It was one of the most traumatic construction catastrophes of 2004, made all the more so by on-the-scene television coverage and a burst of cell-phone-fueled anxiety that shot through the local construction industry.
On February 16, 2004, a giant, specially-built crane collapsed at a new, Interstate 280 bridge under construction over the Maumee River in Toledo, Ohio. Four workers – all Ironworkers – were killed and four others were injured.
Responding to the trauma, LIUNA Local Union 500 Business Manager Steven Thomas and LHSFNA Behavioral Health Care Coordinator Jamie Becker arranged a critical incident stress debriefing (CISD) for Laborers who were working at the site. The CISD took place two days after the catastrophe, and more than 20 Laborers took part.
On May 31, 2005, the Occupational Safety and Health Administration (OSHA) announced a settlement with Fru-Con, the St. Louis-based firm that is completing work on the bridge. Under the deal, OSHA revised the status of the four violations it initially characterized as “willful” to “unclassified.” At the same time, Fru-Con agreed to pay $280,000 in fines, including $13,000 that arose from the inspection of another Fru-Con Toledo construction site in Toledo a month after the crane collapse.

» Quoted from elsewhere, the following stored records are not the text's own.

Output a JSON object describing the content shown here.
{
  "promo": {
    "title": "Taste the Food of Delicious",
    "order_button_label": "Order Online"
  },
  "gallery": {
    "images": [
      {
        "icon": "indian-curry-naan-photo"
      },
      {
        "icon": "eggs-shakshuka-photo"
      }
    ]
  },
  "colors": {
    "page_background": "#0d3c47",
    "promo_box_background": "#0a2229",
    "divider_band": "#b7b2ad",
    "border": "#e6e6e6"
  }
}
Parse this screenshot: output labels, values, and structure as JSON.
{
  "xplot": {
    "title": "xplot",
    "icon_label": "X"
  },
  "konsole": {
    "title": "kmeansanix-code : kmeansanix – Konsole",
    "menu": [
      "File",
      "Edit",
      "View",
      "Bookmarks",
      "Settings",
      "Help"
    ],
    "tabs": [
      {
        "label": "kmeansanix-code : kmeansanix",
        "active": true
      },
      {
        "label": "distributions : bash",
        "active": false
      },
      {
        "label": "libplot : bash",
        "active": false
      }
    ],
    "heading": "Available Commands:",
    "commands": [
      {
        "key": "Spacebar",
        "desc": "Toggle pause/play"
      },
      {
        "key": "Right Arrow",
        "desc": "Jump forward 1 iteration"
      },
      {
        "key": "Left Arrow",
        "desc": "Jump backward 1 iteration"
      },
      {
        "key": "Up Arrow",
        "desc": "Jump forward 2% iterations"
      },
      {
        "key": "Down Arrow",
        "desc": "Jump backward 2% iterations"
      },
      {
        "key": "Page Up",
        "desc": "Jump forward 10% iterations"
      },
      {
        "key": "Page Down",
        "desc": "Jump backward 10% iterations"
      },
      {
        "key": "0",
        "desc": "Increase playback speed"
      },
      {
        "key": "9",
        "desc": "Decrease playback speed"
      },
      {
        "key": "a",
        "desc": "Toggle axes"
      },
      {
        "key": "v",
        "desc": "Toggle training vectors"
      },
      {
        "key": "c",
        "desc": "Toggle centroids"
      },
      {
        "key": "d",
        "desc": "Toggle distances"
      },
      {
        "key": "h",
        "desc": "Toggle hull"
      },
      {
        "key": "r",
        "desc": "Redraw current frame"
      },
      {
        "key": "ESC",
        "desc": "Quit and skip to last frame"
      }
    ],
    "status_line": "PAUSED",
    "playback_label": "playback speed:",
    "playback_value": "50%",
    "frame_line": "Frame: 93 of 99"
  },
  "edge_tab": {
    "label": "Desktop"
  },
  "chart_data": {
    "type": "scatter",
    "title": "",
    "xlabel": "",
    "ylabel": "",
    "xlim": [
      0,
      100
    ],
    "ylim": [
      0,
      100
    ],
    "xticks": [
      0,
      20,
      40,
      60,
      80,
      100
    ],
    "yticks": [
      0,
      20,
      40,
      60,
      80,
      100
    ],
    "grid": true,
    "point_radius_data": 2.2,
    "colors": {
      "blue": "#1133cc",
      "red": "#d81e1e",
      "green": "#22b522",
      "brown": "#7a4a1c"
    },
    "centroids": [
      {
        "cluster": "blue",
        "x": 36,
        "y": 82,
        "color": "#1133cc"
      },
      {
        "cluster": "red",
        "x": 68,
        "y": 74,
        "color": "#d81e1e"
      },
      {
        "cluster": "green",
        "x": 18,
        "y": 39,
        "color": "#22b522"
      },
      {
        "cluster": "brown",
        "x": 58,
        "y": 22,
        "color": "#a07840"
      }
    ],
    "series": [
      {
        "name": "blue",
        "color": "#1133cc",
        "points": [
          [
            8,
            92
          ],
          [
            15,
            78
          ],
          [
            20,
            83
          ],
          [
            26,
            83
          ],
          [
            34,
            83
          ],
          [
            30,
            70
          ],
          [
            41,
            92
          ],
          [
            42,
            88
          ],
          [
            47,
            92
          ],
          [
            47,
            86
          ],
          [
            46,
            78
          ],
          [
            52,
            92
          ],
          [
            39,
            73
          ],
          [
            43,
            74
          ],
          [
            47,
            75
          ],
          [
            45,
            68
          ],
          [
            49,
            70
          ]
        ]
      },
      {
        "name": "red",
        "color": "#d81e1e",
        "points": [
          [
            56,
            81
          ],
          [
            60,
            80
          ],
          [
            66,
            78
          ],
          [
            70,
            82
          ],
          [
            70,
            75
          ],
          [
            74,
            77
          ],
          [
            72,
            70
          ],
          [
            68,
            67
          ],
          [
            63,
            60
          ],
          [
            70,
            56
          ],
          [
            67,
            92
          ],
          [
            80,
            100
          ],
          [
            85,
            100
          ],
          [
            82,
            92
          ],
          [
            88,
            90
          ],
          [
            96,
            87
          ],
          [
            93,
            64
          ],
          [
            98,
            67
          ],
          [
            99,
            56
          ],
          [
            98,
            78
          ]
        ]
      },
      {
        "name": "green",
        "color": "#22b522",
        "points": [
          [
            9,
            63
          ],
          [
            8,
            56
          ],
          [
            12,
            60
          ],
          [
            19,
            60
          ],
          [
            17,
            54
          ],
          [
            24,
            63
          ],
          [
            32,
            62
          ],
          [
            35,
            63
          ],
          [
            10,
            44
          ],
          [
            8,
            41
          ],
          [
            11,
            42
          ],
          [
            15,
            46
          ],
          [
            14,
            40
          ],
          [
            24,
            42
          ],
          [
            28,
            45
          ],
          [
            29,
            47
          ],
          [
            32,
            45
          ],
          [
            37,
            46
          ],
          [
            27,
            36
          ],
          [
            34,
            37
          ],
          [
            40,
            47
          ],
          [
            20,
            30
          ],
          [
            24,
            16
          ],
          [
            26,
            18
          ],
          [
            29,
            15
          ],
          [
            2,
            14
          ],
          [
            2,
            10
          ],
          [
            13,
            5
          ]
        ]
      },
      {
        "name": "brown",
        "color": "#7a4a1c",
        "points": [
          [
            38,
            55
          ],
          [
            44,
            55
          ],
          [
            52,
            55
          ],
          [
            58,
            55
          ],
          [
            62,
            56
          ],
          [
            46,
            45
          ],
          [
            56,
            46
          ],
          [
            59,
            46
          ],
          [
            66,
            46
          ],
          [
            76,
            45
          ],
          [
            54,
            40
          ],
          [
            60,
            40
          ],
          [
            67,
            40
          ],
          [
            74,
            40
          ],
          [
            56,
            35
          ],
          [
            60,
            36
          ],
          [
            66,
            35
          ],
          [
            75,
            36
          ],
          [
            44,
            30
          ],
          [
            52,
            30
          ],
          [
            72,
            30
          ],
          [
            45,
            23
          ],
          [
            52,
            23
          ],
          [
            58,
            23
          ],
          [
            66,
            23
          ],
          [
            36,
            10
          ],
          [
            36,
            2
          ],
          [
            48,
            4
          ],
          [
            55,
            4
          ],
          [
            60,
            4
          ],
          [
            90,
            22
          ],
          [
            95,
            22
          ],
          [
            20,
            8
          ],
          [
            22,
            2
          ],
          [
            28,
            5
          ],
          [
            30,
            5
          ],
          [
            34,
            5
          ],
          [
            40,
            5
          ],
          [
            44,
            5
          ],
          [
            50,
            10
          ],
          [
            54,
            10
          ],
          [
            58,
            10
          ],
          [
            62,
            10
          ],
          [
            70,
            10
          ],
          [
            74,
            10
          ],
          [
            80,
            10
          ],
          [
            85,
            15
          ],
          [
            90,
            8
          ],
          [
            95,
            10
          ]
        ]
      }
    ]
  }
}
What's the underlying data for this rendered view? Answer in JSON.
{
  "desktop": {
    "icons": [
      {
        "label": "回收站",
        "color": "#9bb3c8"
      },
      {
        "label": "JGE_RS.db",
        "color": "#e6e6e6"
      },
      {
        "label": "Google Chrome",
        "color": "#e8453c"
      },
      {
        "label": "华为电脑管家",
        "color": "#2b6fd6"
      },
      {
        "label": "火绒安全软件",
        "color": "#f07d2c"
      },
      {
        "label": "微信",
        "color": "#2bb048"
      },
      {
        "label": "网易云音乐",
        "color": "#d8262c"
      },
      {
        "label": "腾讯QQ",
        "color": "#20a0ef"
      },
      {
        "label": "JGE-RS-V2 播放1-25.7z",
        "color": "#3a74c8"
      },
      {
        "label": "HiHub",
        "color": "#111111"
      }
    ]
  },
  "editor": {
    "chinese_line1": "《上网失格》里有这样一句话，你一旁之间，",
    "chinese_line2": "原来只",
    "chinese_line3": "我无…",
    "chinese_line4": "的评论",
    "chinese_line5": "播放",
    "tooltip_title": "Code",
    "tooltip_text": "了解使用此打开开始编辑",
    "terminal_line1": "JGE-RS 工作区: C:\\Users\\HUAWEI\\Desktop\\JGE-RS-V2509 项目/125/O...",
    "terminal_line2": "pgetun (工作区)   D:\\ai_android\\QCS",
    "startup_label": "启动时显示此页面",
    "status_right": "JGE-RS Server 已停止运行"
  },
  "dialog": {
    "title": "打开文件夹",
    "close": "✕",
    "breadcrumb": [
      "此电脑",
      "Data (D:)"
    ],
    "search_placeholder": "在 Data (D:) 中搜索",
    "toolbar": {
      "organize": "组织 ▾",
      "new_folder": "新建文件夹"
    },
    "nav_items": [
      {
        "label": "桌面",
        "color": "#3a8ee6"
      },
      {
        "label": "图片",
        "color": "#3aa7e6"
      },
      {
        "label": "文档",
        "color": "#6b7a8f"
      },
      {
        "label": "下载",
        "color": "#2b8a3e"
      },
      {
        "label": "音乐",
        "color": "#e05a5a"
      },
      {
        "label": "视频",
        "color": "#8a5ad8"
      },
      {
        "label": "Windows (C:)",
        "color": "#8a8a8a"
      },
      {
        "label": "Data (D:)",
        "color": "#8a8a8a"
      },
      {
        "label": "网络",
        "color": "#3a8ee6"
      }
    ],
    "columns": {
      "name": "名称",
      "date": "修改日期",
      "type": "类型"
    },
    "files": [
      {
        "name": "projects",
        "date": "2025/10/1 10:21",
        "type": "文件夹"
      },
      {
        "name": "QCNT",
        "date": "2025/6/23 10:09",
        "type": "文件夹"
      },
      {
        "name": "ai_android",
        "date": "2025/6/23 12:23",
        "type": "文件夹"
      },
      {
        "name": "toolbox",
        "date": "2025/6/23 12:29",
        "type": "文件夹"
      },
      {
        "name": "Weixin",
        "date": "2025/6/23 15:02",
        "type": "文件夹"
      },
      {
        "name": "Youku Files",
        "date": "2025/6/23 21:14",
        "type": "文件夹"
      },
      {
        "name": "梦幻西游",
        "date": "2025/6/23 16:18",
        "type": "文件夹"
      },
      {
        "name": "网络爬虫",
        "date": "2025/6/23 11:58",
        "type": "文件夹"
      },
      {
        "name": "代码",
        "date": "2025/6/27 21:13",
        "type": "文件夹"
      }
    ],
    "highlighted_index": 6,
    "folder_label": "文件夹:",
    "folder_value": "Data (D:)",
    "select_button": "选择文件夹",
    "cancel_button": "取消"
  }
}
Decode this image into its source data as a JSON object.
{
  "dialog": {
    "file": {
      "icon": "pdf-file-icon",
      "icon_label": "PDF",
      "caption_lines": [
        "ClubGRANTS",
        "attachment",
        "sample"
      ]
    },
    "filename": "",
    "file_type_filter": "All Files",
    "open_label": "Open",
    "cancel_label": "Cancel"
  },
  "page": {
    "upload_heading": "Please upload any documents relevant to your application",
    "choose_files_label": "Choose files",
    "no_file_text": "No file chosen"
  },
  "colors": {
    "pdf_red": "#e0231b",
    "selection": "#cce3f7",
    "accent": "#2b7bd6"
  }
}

As part of the agreement, Fru-Con also agreed to hire at least one independent safety consultant at all its bridge construction worksites, nationwide. Further, the company will report to OSHA on and implement all recommendations made by whomever is hired to provide consulting services on the I-280 project.
OSHA’s investigation determined that the crane, known as a launching gantry, was not properly anchored. However, in a statement, Fru-Con asserted that the violations were not willful. “Fru-Con accepted the settlement as an alternative to lengthy and expensive litigation.”
For its part, OSHA touted the settlement as one that “offers an increased level of protection at all Fru-Con projects.”